At the fast rate video games are changing these days to the slow (becoming slower) wait between sequels, it’s a wonder that developers are able to keep us coming back for more fun with whatever set of characters to which we’ve become attached. Consider the Uncharted series. There was a mere two-year span between the releases of the first three games, and here we are waiting for Uncharted 4 to be unleashed next year, five years after Uncharted 3. (Granted, the first three games didn’t have to deal with the release of a new console.) Also consider titles like Call of Duty or Assassin’s Creed where you get a new game every year or two that essentially follow the model of “same game, different place.” Then you have games series that follow their own rules, like anything that might involve Mario. He’s got a whole empire of various games series bearing his name, some of which are related (Mario Party), some of which are revamps (nearly anything Mario Bros.), and others of which are complete one-offs (Mario Paint). And what about series like Final Fantasy? This year (July 12th) marks the 25th anniversary of the release of Final Fantasy on the NES in the United States, and fans were treated to the recent announcement of a Final Fantasy VII remake. Like, in a sense, the Legend of Zelda series, these games offer unique experience under the same brand. You get to spend time in somewhat familiar places with mostly familiar (and sometimes the same) people playing with familiar mechanics. But I’m not sure we’d agree upon whether or not everything that came after Final Fantasy (1990) or The Legend of Zelda (1986) were true sequels to those originals.
Gaming idiosyncrasies, quirks, preferences — most gamers posses them to varying degrees. From playing only during a particular time of day, to having a preferred TV setup (that must NEVER be altered), to eating certain snacks only with certain games, they are what make gamers true individuals. And maybe a little…neurotic. Oh, I’m not making fun; you tell me it isn’t the truth! Personally, I have a Pelican PS3 controller that I never let anyone borrow. (It’s mine and it fits my hands perfectly!) I always, nay, I am compelled to read game manuals before starting up a game.
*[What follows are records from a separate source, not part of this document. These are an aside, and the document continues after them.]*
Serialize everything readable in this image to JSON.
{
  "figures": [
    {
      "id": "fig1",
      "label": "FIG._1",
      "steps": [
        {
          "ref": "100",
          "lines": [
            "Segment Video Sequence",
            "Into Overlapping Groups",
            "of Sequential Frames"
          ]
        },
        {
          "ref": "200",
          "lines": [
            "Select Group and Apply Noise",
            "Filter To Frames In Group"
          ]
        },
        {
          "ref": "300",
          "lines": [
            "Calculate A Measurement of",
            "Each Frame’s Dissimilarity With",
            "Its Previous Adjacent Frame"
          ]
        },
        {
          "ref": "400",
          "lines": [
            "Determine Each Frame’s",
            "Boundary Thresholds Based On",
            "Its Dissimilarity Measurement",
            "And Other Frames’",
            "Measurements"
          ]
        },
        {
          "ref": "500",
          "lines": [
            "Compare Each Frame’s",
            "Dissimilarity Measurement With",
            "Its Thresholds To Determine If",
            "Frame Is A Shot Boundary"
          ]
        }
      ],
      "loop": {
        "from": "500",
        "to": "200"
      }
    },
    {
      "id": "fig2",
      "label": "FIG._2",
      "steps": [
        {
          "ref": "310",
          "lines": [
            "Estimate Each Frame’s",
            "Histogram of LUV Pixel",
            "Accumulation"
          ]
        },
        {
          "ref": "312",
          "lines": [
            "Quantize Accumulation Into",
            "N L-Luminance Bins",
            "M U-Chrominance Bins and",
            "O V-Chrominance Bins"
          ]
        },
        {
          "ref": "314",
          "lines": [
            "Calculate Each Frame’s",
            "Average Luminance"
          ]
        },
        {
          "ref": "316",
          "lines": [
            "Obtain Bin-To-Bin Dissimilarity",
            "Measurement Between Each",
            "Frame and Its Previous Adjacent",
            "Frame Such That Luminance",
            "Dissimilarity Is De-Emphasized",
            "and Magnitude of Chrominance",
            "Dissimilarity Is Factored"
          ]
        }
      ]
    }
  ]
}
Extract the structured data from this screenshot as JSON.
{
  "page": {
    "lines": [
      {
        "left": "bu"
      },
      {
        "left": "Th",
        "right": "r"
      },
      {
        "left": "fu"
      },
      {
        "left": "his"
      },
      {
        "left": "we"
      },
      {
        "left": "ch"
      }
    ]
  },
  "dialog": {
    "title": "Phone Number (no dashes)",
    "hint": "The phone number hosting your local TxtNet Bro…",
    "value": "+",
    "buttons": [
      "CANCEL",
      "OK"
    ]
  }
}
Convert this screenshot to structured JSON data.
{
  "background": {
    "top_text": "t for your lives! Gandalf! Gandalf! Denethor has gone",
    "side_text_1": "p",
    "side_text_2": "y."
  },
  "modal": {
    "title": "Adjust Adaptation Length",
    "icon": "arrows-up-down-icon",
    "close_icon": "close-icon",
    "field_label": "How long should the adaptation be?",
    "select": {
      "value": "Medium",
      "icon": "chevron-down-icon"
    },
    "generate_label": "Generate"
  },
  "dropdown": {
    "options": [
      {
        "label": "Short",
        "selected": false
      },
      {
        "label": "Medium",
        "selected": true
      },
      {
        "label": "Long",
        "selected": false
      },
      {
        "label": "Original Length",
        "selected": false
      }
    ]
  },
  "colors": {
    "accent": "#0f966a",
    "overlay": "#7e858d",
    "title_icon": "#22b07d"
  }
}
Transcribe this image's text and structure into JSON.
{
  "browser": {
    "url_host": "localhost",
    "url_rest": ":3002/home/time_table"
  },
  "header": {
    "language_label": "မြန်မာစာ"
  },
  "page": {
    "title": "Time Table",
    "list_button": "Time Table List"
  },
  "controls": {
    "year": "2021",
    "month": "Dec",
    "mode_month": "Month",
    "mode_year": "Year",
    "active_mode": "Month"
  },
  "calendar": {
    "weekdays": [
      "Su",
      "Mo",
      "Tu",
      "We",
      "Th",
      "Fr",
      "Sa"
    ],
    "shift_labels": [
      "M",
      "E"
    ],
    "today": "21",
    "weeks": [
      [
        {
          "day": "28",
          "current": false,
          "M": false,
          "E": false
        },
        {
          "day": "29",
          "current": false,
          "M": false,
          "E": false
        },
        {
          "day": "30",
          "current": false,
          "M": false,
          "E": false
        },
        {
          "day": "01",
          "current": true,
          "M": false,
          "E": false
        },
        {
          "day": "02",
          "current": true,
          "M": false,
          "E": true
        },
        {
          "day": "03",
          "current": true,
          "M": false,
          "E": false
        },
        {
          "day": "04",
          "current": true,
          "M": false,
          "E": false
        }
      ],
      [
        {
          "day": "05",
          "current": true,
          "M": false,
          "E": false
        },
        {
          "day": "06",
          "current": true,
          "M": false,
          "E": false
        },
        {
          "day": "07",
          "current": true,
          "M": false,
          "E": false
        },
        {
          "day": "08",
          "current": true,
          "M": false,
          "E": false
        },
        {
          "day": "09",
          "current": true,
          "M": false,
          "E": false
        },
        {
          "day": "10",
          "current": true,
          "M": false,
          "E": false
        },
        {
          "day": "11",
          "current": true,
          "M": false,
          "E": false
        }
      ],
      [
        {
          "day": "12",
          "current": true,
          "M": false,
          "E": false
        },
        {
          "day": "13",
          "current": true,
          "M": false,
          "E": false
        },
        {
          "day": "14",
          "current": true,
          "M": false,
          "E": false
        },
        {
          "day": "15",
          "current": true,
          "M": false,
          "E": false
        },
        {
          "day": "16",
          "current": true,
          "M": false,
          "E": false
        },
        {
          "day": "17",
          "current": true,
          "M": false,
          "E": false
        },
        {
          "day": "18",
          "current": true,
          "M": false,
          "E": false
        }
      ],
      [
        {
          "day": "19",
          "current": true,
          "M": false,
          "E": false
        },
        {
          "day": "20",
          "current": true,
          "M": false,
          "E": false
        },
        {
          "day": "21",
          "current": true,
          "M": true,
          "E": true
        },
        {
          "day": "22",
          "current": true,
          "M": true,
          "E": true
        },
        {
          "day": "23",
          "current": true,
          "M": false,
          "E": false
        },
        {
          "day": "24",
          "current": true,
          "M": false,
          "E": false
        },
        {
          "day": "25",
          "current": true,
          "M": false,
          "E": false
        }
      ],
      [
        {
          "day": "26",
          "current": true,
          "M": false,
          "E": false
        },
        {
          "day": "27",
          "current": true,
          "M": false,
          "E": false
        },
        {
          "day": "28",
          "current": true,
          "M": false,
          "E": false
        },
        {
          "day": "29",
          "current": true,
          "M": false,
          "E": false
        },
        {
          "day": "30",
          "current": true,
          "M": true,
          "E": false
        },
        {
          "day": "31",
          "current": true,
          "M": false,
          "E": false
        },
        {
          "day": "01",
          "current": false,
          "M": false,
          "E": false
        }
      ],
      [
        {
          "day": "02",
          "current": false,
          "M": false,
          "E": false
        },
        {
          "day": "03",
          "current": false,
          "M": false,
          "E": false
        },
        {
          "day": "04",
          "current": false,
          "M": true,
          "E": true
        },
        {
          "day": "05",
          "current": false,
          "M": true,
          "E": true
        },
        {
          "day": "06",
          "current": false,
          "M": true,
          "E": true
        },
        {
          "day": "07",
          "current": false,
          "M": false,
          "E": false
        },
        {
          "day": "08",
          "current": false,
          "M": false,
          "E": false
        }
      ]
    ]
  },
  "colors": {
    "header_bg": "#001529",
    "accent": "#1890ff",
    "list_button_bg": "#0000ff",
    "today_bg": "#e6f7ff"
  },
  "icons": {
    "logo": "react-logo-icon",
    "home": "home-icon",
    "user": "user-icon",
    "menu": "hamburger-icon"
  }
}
And I’m still working on my queasy fear of first-person-perspective games. As silly as these quirks might be, they aren’t nearly as problematic as the most prominent peculiarity with which I continue to struggle: starting a game series at some point other than the beginning.
I haven’t always been so conscious of this notion. Early on, since I wasn’t an arcade regular, I often missed out on the original versions of games. I started with later Castlevania games. I never played the original Street Fighter and yet adored Super Street Fighter II. I played Ms. Pac-Man well before Pac-Man. But all this gaming happened during a time when I had regular access to games at home, before I moved away from home for college. When I moved away, none of the games came with me and so marked the beginning of a roughly decade-long gaming drought. I occasionally played here and there, but never at length.